[Data extracted from a collection]
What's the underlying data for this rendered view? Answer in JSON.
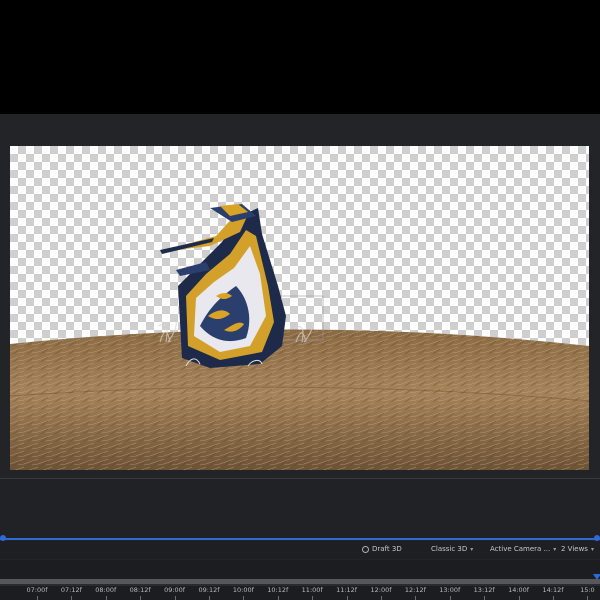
{
  "toolbar": {
    "draft3d_label": "Draft 3D",
    "renderer_label": "Classic 3D",
    "camera_label": "Active Camera ...",
    "views_label": "2 Views",
    "draft_icon": "draft-3d-icon",
    "dropdown_icon": "chevron-down-icon"
  },
  "timeline": {
    "ticks": [
      "07:00f",
      "07:12f",
      "08:00f",
      "08:12f",
      "09:00f",
      "09:12f",
      "10:00f",
      "10:12f",
      "11:00f",
      "11:12f",
      "12:00f",
      "12:12f",
      "13:00f",
      "13:12f",
      "14:00f",
      "14:12f",
      "15:0"
    ]
  },
  "colors": {
    "accent": "#2d6bd6",
    "panel": "#222326",
    "canvas_checker": "#cfcfcf"
  }
}
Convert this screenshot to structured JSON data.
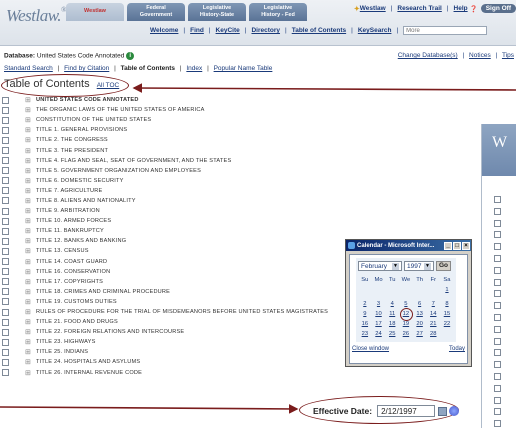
{
  "header": {
    "logo": "Westlaw.",
    "tabs": [
      {
        "label": "Westlaw",
        "active": true
      },
      {
        "label": "Federal\nGovernment",
        "active": false
      },
      {
        "label": "Legislative\nHistory-State",
        "active": false
      },
      {
        "label": "Legislative\nHistory - Fed",
        "active": false
      }
    ],
    "toplinks": [
      "Westlaw",
      "Research Trail",
      "Help",
      "Sign Off"
    ],
    "subnav": [
      "Welcome",
      "Find",
      "KeyCite",
      "Directory",
      "Table of Contents",
      "KeySearch"
    ],
    "search_placeholder": "More"
  },
  "database": {
    "label": "Database:",
    "name": "United States Code Annotated",
    "links": [
      "Change Database(s)",
      "Notices",
      "Tips"
    ]
  },
  "searchlinks": {
    "standard": "Standard Search",
    "find": "Find by Citation",
    "current": "Table of Contents",
    "index": "Index",
    "popular": "Popular Name Table"
  },
  "toc": {
    "title": "Table of Contents",
    "all_toc": "All TOC",
    "items": [
      {
        "text": "UNITED STATES CODE ANNOTATED",
        "bold": true
      },
      {
        "text": "THE ORGANIC LAWS OF THE UNITED STATES OF AMERICA",
        "bold": false
      },
      {
        "text": "CONSTITUTION OF THE UNITED STATES",
        "bold": false
      },
      {
        "text": "TITLE 1. GENERAL PROVISIONS",
        "bold": false
      },
      {
        "text": "TITLE 2. THE CONGRESS",
        "bold": false
      },
      {
        "text": "TITLE 3. THE PRESIDENT",
        "bold": false
      },
      {
        "text": "TITLE 4. FLAG AND SEAL, SEAT OF GOVERNMENT, AND THE STATES",
        "bold": false
      },
      {
        "text": "TITLE 5. GOVERNMENT ORGANIZATION AND EMPLOYEES",
        "bold": false
      },
      {
        "text": "TITLE 6. DOMESTIC SECURITY",
        "bold": false
      },
      {
        "text": "TITLE 7. AGRICULTURE",
        "bold": false
      },
      {
        "text": "TITLE 8. ALIENS AND NATIONALITY",
        "bold": false
      },
      {
        "text": "TITLE 9. ARBITRATION",
        "bold": false
      },
      {
        "text": "TITLE 10. ARMED FORCES",
        "bold": false
      },
      {
        "text": "TITLE 11. BANKRUPTCY",
        "bold": false
      },
      {
        "text": "TITLE 12. BANKS AND BANKING",
        "bold": false
      },
      {
        "text": "TITLE 13. CENSUS",
        "bold": false
      },
      {
        "text": "TITLE 14. COAST GUARD",
        "bold": false
      },
      {
        "text": "TITLE 16. CONSERVATION",
        "bold": false
      },
      {
        "text": "TITLE 17. COPYRIGHTS",
        "bold": false
      },
      {
        "text": "TITLE 18. CRIMES AND CRIMINAL PROCEDURE",
        "bold": false
      },
      {
        "text": "TITLE 19. CUSTOMS DUTIES",
        "bold": false
      },
      {
        "text": "RULES OF PROCEDURE FOR THE TRIAL OF MISDEMEANORS BEFORE UNITED STATES MAGISTRATES",
        "bold": false
      },
      {
        "text": "TITLE 21. FOOD AND DRUGS",
        "bold": false
      },
      {
        "text": "TITLE 22. FOREIGN RELATIONS AND INTERCOURSE",
        "bold": false
      },
      {
        "text": "TITLE 23. HIGHWAYS",
        "bold": false
      },
      {
        "text": "TITLE 25. INDIANS",
        "bold": false
      },
      {
        "text": "TITLE 24. HOSPITALS AND ASYLUMS",
        "bold": false
      },
      {
        "text": "TITLE 26. INTERNAL REVENUE CODE",
        "bold": false
      }
    ]
  },
  "window2": {
    "title": "W"
  },
  "calendar": {
    "window_title": "Calendar - Microsoft Inter...",
    "month": "February",
    "year": "1997",
    "go": "Go",
    "weekdays": [
      "Su",
      "Mo",
      "Tu",
      "We",
      "Th",
      "Fr",
      "Sa"
    ],
    "weeks": [
      [
        "",
        "",
        "",
        "",
        "",
        "",
        "1"
      ],
      [
        "2",
        "3",
        "4",
        "5",
        "6",
        "7",
        "8"
      ],
      [
        "9",
        "10",
        "11",
        "12",
        "13",
        "14",
        "15"
      ],
      [
        "16",
        "17",
        "18",
        "19",
        "20",
        "21",
        "22"
      ],
      [
        "23",
        "24",
        "25",
        "26",
        "27",
        "28",
        ""
      ]
    ],
    "selected_day": "12",
    "close": "Close window",
    "today": "Today"
  },
  "effective_date": {
    "label": "Effective Date:",
    "value": "2/12/1997"
  },
  "colors": {
    "accent": "#7a1c1c",
    "link": "#1a3a7a",
    "tab": "#5a7396"
  }
}
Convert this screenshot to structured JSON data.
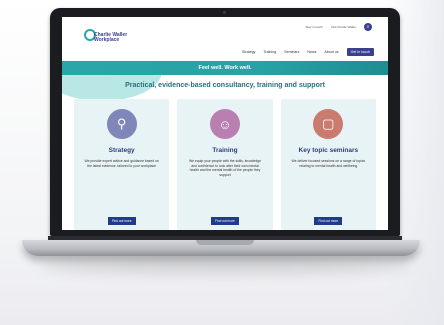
{
  "site": {
    "logo": {
      "line1": "Charlie Waller",
      "line2": "Workplace"
    },
    "util_links": [
      "Stay in touch",
      "Visit Charlie Waller"
    ],
    "nav": [
      "Strategy",
      "Training",
      "Seminars",
      "News",
      "About us",
      "Get in touch"
    ],
    "banner": "Feel well. Work well.",
    "headline": "Practical, evidence-based consultancy, training and support",
    "cards": [
      {
        "title": "Strategy",
        "body": "We provide expert advice and guidance based on the latest evidence, tailored to your workplace",
        "button": "Find out more",
        "icon_color": "#7f86b8",
        "icon": "search-person-icon"
      },
      {
        "title": "Training",
        "body": "We equip your people with the skills, knowledge and confidence to look after their own mental health and the mental health of the people they support",
        "button": "Find out more",
        "icon_color": "#b87fb0",
        "icon": "group-icon"
      },
      {
        "title": "Key topic seminars",
        "body": "We deliver focused sessions on a range of topics relating to mental health and wellbeing",
        "button": "Find out more",
        "icon_color": "#c97b70",
        "icon": "laptop-icon"
      }
    ]
  },
  "colors": {
    "brand_navy": "#3b3f8f",
    "brand_teal": "#2aa6a8",
    "button_blue": "#1f3c88"
  }
}
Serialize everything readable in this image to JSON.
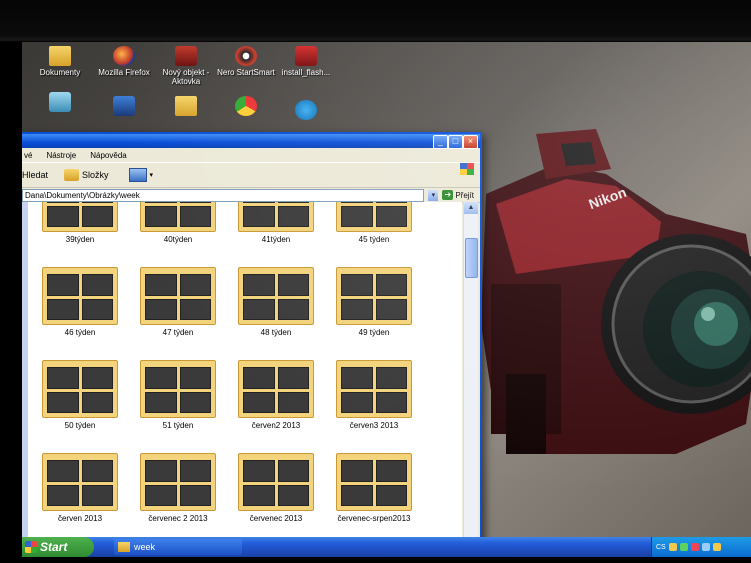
{
  "desktop": {
    "icons": [
      {
        "label": "Dokumenty",
        "icon": "folder-icon"
      },
      {
        "label": "Mozilla Firefox",
        "icon": "firefox-icon"
      },
      {
        "label": "Nový objekt - Aktovka",
        "icon": "briefcase-icon"
      },
      {
        "label": "Nero StartSmart",
        "icon": "nero-icon"
      },
      {
        "label": "install_flash...",
        "icon": "flash-installer-icon"
      }
    ]
  },
  "window": {
    "menu": [
      "vé",
      "Nástroje",
      "Nápověda"
    ],
    "toolbar": {
      "search": "Hledat",
      "folders": "Složky"
    },
    "address": "Dana\\Dokumenty\\Obrázky\\week",
    "go_label": "Přejít",
    "folders": [
      {
        "name": "39týden"
      },
      {
        "name": "40týden"
      },
      {
        "name": "41týden"
      },
      {
        "name": "45 týden"
      },
      {
        "name": "46 týden"
      },
      {
        "name": "47 týden"
      },
      {
        "name": "48 týden"
      },
      {
        "name": "49 týden"
      },
      {
        "name": "50 týden"
      },
      {
        "name": "51 týden"
      },
      {
        "name": "červen2 2013"
      },
      {
        "name": "červen3 2013"
      },
      {
        "name": "červen 2013"
      },
      {
        "name": "červenec 2 2013"
      },
      {
        "name": "červenec 2013"
      },
      {
        "name": "červenec-srpen2013"
      }
    ]
  },
  "taskbar": {
    "start_label": "Start",
    "task_label": "week",
    "tray_lang": "CS"
  }
}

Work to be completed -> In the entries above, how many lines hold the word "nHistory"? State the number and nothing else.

Expected answer -> 2